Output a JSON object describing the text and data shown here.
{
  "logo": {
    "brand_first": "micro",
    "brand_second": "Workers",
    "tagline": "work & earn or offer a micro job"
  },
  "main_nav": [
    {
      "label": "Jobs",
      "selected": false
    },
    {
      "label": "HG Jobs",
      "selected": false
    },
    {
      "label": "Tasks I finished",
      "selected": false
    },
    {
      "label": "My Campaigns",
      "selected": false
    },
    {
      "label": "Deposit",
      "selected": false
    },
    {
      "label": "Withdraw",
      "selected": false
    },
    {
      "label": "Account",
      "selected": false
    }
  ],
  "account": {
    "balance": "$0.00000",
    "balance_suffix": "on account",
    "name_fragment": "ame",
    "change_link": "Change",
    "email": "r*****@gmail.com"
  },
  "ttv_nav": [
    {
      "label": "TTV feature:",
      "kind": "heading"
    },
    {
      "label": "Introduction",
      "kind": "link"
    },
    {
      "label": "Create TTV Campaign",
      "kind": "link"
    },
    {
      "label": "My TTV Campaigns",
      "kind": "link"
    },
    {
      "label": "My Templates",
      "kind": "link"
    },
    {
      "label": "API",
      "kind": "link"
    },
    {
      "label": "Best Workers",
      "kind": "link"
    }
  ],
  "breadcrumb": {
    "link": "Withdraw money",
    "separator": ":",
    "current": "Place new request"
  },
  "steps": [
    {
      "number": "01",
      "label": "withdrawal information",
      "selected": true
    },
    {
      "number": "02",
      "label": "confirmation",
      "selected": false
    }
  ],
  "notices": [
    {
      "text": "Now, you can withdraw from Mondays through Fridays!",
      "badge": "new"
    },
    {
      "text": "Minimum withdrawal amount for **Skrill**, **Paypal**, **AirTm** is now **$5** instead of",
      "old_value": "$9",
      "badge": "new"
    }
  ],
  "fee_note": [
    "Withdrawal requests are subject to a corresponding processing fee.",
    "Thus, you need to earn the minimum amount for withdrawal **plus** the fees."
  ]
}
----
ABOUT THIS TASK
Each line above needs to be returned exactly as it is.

ANSWER AREA
Output a JSON object describing the text and data shown here.
{
  "logo": {
    "brand_first": "micro",
    "brand_second": "Workers",
    "tagline": "work & earn or offer a micro job"
  },
  "main_nav": [
    {
      "label": "Jobs",
      "selected": false
    },
    {
      "label": "HG Jobs",
      "selected": false
    },
    {
      "label": "Tasks I finished",
      "selected": false
    },
    {
      "label": "My Campaigns",
      "selected": false
    },
    {
      "label": "Deposit",
      "selected": false
    },
    {
      "label": "Withdraw",
      "selected": false
    },
    {
      "label": "Account",
      "selected": false
    }
  ],
  "account": {
    "balance": "$0.00000",
    "balance_suffix": "on account",
    "name_fragment": "ame",
    "change_link": "Change",
    "email": "r*****@gmail.com"
  },
  "ttv_nav": [
    {
      "label": "TTV feature:",
      "kind": "heading"
    },
    {
      "label": "Introduction",
      "kind": "link"
    },
    {
      "label": "Create TTV Campaign",
      "kind": "link"
    },
    {
      "label": "My TTV Campaigns",
      "kind": "link"
    },
    {
      "label": "My Templates",
      "kind": "link"
    },
    {
      "label": "API",
      "kind": "link"
    },
    {
      "label": "Best Workers",
      "kind": "link"
    }
  ],
  "breadcrumb": {
    "link": "Withdraw money",
    "separator": ":",
    "current": "Place new request"
  },
  "steps": [
    {
      "number": "01",
      "label": "withdrawal information",
      "selected": true
    },
    {
      "number": "02",
      "label": "confirmation",
      "selected": false
    }
  ],
  "notices": [
    {
      "text": "Now, you can withdraw from Mondays through Fridays!",
      "badge": "new"
    },
    {
      "text": "Minimum withdrawal amount for **Skrill**, **Paypal**, **AirTm** is now **$5** instead of",
      "old_value": "$9",
      "badge": "new"
    }
  ],
  "fee_note": [
    "Withdrawal requests are subject to a corresponding processing fee.",
    "Thus, you need to earn the minimum amount for withdrawal **plus** the fees."
  ]
}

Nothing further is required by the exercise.